Kiwi Lydia Ko, who started the day one off the pace, is now out in front in the $2 million event, which, with seven of the world’s top ten having started out on the Ayrshire coast, boasts its strongest-ever field.
For the second day running on the far from easy Kyle Phillips-designed course, the 25-year-old carded a bogey-free seven-under-par 65. She leads by two shots from American Lilia Vu (67), with Korea’s Eun-Hee Ji a further shot back after a best-of-the-day 64.
“I felt like I played more solid yesterday,” said Ko as she reflected on a second circuit that was illuminated by an eagle-3 at the fifth - her 14th hole. “Today I think I had a few more birdie opportunities that I missed.”
Apart from a heavy burst of rain on Thursday afternoon, it’s been a favourable couple of days weather-wise, as Ko, having now paid a number of visits since she burst onto the scene as a teenager, is well aware of.
“In conditions like this, where the wind is pretty calm and the sun is out, you have to take advantage of it because we all know that over on this side of the world it can change pretty quick,” said the two-time major winner.
As quick as overnight, with rain and wind on its way for the third round. “You just have to play with what you get and those are the aspects that you expect over here,” said Ko.
“So you just have to embrace it and know the wind and the rain and fescue are all factors when you're playing links golf. You just have to be patient and try and hit good quality shots.”
Having finished second behind American Ryann O’Toole at Dumbarnie Links 12 months ago, Ko has set up a great chance to go one better before heading to Muirfield for next week’s AIG Women’s Open, the season’s final major.
“I feel like the British Open and the US Open were probably the two majors that I hadn't really consistently put myself up there,” she said. “I feel like Evian or Chevron I've played a little bit more consistently. And I had one of my best finishes at the US Women's Open this year. So maybe that's like good juju for this European swing.

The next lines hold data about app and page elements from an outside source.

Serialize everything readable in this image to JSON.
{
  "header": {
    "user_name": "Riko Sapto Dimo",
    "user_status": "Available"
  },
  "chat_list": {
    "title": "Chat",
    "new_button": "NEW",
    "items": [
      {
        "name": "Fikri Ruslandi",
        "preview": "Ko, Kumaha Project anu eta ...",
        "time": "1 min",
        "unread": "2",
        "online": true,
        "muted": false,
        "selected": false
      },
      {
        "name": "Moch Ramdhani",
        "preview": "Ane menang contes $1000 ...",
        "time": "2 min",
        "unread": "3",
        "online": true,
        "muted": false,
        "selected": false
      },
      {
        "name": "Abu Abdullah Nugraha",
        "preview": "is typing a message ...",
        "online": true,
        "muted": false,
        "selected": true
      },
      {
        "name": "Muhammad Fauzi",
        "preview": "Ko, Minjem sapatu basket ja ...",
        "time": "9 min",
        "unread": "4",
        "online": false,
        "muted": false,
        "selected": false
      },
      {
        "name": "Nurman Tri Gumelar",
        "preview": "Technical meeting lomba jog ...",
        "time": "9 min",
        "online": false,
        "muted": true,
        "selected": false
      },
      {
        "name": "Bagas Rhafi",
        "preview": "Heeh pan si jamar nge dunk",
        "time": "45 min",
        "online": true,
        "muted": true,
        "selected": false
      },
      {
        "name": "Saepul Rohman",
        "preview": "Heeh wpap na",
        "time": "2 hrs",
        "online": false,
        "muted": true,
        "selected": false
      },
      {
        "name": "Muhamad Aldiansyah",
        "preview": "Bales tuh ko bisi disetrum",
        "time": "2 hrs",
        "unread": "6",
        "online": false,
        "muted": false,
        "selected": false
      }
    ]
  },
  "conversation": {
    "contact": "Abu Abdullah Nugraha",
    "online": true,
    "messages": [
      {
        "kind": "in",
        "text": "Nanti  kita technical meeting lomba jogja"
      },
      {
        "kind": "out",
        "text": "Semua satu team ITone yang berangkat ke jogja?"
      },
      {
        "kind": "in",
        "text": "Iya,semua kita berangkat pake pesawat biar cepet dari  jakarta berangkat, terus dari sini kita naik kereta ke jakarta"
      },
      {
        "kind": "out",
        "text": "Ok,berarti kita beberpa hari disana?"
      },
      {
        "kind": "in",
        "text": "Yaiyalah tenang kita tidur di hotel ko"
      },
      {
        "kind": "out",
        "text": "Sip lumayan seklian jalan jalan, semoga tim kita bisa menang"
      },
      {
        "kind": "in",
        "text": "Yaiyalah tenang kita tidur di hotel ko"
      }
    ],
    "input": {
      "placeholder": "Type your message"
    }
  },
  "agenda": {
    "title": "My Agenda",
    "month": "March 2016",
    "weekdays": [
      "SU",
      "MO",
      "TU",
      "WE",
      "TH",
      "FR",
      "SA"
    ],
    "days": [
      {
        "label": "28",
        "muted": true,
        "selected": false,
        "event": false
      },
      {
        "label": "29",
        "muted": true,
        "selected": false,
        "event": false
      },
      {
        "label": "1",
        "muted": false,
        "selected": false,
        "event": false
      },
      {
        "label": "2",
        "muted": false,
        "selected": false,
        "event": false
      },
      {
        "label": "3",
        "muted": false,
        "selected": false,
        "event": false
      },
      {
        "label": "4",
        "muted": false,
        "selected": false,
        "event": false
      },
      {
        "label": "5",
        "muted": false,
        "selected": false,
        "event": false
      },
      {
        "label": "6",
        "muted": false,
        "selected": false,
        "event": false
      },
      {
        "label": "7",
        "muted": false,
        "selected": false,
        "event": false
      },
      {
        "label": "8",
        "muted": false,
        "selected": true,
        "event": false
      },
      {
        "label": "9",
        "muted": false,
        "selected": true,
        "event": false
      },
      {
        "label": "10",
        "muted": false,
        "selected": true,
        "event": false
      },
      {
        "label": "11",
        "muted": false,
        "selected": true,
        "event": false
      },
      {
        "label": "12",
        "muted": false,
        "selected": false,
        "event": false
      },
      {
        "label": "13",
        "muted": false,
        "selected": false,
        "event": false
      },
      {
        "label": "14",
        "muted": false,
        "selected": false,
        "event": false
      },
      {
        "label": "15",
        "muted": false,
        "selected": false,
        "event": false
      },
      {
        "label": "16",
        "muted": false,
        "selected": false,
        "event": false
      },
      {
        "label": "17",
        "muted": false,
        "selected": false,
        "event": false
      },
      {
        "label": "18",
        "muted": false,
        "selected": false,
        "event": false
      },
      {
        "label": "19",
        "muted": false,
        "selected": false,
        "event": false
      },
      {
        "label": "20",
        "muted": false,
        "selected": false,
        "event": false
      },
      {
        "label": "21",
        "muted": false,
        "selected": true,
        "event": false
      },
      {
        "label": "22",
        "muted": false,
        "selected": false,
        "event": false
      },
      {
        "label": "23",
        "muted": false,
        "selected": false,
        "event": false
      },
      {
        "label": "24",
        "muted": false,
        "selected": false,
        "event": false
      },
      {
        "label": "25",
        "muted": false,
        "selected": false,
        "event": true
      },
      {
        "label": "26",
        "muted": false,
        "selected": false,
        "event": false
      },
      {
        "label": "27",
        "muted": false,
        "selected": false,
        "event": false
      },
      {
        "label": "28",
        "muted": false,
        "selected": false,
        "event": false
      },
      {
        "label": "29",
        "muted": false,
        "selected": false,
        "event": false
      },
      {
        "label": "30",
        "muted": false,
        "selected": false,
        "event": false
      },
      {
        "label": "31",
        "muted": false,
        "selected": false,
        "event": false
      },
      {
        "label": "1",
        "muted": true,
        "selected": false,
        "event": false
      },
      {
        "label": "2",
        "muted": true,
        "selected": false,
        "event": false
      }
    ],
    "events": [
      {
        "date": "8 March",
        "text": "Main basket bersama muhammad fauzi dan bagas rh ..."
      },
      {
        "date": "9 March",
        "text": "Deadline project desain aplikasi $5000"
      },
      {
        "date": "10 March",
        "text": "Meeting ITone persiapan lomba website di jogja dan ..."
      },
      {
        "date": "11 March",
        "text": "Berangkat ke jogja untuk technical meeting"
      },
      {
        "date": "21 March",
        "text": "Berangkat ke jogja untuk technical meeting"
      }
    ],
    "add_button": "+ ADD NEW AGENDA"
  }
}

“But I've always loved playing over here. The food and the people remind me a lot of being back home in New Zealand as well. And I saw a couple Kiwis out here, which was really nice.
“But the world's best are here, so it's not easy to be the one hoisting the trophy at the end of the week. And it's not really me versus the rest of the field, but more like me against myself.”
Defending champion Ryann O’Toole sits on five-under, two ahead of world No 1 Ko Yin Young, while AIG Women’s Open champion Anna Nordqvist scraped through on one-under.
Kylie Henry started with a 6 and also finished with one but made four birdies in between to card a second successive 71 to sit on two-under alongside Gemma Dryburgh, who mixed two birdies with three bogeys in signing for a 73.